KEN CARYL VALLEY, Colo. (KDVR) – A curious little critter was spotted rummaging through some trash in Ken Caryl Ranch early Sunday morning, instigating some reflection upon the importance of bear-proofing one’s residence.

The bear was spotted through the front window of the Ken Caryl residence. Shortly thereafter, one of the residents snapped a few photos from inside the home as the animal snacked on some of the garbage he’d mined from the overturned can.

FOX31 reached out to officials with Colorado Parks and Wildlife asking whether or not the bear sighting had been reported to their office.

“It does not appear that this has been reported to us at this time. It is possible that the report will get forwarded along to us on Monday, sometimes it does not come to us at all,” CPW official Jason Clay responded.

Bear rummaging through trash in Ken Caryl Valley

FOX31 also contacted a Ken Caryl Park Ranger, who said that the Ken Caryl Ranch community doesn’t require the bear-proofing of trash cans.

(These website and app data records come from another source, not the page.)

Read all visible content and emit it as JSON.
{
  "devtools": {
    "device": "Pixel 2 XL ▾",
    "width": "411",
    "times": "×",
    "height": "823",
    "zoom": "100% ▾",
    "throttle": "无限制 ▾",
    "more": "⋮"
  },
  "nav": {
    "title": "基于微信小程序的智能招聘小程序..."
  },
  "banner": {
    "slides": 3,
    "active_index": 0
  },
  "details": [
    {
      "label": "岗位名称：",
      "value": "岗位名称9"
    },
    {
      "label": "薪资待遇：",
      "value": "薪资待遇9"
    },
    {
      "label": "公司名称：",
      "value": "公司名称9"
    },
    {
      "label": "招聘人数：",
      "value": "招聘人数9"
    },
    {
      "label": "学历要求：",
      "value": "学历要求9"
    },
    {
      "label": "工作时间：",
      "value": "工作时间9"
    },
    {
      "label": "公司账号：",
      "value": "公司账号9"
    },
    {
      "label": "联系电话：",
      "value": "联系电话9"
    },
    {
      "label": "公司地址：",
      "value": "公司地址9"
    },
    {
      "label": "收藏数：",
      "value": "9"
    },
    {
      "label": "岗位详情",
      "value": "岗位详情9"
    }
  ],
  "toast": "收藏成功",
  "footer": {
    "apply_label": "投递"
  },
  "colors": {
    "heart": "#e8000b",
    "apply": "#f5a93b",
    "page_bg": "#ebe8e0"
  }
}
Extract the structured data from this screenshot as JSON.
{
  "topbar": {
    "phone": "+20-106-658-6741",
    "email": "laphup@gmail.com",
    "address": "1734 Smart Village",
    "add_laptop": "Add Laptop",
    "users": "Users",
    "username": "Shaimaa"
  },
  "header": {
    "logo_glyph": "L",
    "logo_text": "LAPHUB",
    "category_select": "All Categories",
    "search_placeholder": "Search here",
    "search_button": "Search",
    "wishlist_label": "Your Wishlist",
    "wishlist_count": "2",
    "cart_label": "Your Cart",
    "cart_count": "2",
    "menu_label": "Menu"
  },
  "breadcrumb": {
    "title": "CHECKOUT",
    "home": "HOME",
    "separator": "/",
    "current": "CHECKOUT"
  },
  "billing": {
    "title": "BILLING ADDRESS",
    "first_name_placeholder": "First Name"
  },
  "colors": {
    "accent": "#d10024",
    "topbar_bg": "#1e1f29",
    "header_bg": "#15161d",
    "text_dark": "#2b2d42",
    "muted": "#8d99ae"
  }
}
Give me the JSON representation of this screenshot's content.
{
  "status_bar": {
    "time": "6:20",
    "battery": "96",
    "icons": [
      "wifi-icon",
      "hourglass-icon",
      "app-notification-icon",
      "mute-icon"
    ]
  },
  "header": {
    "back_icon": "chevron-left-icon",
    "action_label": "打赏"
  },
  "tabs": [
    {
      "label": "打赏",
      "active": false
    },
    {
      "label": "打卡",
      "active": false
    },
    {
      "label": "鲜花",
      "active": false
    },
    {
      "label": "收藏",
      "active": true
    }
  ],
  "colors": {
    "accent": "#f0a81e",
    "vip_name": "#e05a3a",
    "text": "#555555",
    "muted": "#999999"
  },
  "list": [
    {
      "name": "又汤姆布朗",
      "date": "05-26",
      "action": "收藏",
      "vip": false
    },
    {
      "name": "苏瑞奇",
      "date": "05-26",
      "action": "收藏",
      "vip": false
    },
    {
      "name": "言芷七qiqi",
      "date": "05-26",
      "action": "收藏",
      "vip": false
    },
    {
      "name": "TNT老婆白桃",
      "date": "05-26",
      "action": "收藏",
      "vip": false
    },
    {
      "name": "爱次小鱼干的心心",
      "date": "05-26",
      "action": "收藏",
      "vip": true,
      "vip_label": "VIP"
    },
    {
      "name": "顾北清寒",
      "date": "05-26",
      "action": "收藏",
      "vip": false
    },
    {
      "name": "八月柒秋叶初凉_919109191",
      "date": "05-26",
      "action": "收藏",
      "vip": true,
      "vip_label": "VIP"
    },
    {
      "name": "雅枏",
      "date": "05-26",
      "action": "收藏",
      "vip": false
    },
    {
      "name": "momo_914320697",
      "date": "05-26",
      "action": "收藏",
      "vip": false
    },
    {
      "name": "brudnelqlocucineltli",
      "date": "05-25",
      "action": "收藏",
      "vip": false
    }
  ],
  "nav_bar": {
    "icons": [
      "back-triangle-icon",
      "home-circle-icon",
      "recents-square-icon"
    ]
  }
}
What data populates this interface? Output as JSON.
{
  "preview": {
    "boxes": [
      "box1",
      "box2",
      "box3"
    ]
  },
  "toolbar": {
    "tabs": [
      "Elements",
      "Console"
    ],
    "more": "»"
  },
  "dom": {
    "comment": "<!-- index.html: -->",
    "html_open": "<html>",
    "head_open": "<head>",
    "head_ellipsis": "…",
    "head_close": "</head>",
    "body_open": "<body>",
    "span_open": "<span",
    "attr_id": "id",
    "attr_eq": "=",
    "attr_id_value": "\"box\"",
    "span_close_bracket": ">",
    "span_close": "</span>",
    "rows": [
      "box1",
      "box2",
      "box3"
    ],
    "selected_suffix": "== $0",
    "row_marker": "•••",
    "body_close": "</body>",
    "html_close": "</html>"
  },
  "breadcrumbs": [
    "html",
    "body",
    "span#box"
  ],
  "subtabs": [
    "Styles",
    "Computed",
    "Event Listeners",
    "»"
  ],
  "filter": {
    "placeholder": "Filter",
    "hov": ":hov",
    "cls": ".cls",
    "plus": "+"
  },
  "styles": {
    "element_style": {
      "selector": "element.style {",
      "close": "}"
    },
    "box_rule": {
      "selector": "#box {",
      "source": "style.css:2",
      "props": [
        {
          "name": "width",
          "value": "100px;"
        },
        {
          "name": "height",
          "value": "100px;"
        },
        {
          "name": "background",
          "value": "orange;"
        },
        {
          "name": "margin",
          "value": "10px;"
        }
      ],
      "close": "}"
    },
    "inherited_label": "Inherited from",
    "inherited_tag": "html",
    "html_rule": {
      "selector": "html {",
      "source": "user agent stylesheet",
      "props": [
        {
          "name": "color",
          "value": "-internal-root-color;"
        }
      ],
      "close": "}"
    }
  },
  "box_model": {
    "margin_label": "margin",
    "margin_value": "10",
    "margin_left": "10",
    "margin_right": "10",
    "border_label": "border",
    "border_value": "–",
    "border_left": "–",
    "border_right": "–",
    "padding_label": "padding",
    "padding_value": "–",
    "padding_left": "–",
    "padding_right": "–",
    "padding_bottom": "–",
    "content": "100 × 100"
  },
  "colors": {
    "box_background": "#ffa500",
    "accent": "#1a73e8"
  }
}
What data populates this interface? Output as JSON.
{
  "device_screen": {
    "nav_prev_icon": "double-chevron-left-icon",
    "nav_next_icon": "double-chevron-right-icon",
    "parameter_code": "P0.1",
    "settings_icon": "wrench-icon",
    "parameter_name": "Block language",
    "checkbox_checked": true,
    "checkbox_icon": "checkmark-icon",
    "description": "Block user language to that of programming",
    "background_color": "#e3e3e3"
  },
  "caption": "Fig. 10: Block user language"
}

It may not be a requirement but adopting the habit of making your home less appealing to a bear visit is still something that Area Wildlife Manager for the Pikes Peak region Tim Kroening feels is important, especially this year.

“In years where there are natural food shortages, we see more human-bear conflicts,” Kroening said. “It is critical that people do their part and stay ‘Bear Aware.’ Please secure your trash, bird feeders and any other attractants so that bears cannot get to them. Keep your doors and ground-level windows closed and locked. Please lock your vehicles up as bears are smart enough to figure out how to get into them if they smell something tasty.”

Sunday’s sighting follows a recent string of bear-related interactions with wildlife officials across the state. A bear that was recently rehabilitated by CPW had to be euthanized after it found its way into a Teller County home. It can’t be a certainty, but locking the doors may have prevented this from happening.

Another bear was hanging out in a tree in the parking lot of a Loveland Safeway, and eventually needed the help of CPW officials who relocated the bear to the mountains, which they did without harming the animal.

Again, this year’s conditions have led to food scarcity for bears across Colorado, so they are likely to venture further into human habitats. So, be prepared in case a bear near you gets hungry enough to venture into your backyard in search of sustenance.